* For-profit rule “better than expected” news
* Legislation could be next shoe to drop (Adds comment from analyst, Senator Harkin)
BANGALORE/WASHINGTON, July 23 (Reuters) - Shares of U.S. for-profit education companies, including bellwether Apollo Group APOL.O, rose on Friday, a day after the Department of Education came out with its highly-anticipated proposal on gainful employment.
The department’s proposed rule said for-profit schools would have to prove that their former students were either paying off loans or were capable of doing so in order for the schools’ current students to receive federal loans.
“The actual proposal that came out was not good news for the sector, but better news than what was expected,” analyst Luke Shagets of Sterne, Agee & Leach said.
“The stocks have been down a lot, waiting for the news to come, and the news was actually a little better than expected,” the analyst said.

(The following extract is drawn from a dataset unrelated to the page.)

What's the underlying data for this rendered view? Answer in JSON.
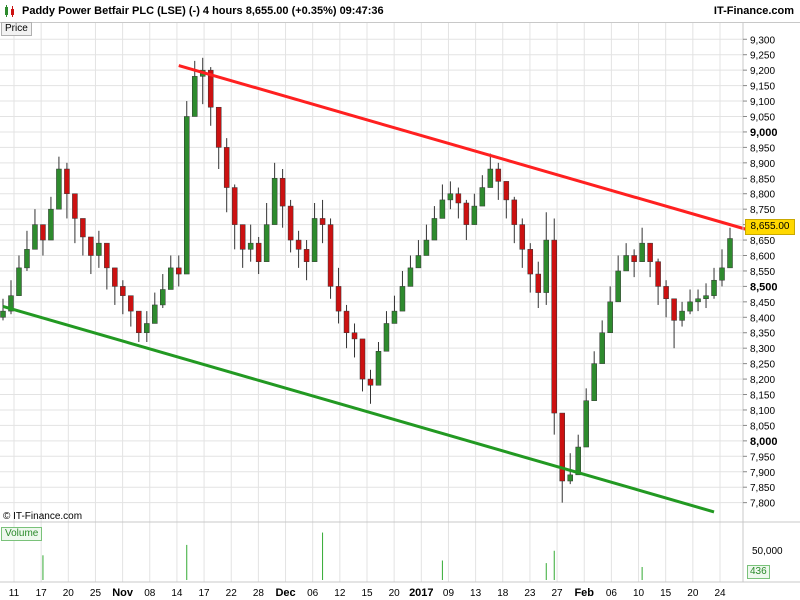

Apollo shares rose as much as 10 percent to $51.28 on Nasdaq but gave back half those gains by the afternoon to be up 4.7 percent to $48.43. Apollo shares had dropped about 30 percent in the last three months.
DeVry Inc DV.N was up 10 percent, but Career Education (CECO.O) lost much of its early gains to be up 2.2 percent. The S&P education services index .15GSPEDUS was up 4.7 percent.
Under the proposed rules, the federal government would no longer lend to programs if more than 65 percent of former students failed to pay the principal on federal loans, and if their graduates’ debt was more than 30 percent of discretionary income and 12 percent of total income, the department said.
“The gainful-employment rule looks to be better than at least the short sellers expected it to be,” said Trace Urdan, an analyst at specialty investment bank Signal Hill Capital.
Urdan pointed out that the share price rises came against a backdrop of “incredibly depressed” stock prices in the sector.
And the schools were not totally out of the woods, he said, since there was talk that Senator Tom Harkin, who has been critical of the schools, could introduce legislation that would tighten the rules further.
Harkin’s office put out a statement saying that he would continue to look at the sector.
“At first glance, the regulation appears to set a low bar,” he said in a statement. “If we are allowing a school to continue to walk away with taxpayer dollars, despite the fact that less than a third of its students are able to repay their loans, that would seem to be a case of shockingly low expectations.”
Analysts named American Public Education Inc (APEI.O), Apollo, Career Education, Strayer Education (STRA.O), Capella Education Co CPLA.O, Grand Canyon Education Inc (LOPE.O) and DeVry as institutions that will not be much impacted from the proposed regulation.
“Institutions with more favorable student body characteristics, relationships with employers and relatively less expensive programs are least likely to be impacted,” Robert W Baird & Co analyst Amy Junker wrote in a note to clients.
Education Secretary Arne Duncan predicted that five percent of programs would lose those funds. [ID:nN22158531]
The proposed rule is part of a broader overhaul of the industry, which has been criticized for producing poorly prepared students with big debts. (Reporting by Bijoy Koyitty and Fareha Khan in Bangalore, and Diane Bartz in Washington; Editing by Tim Dobbyn)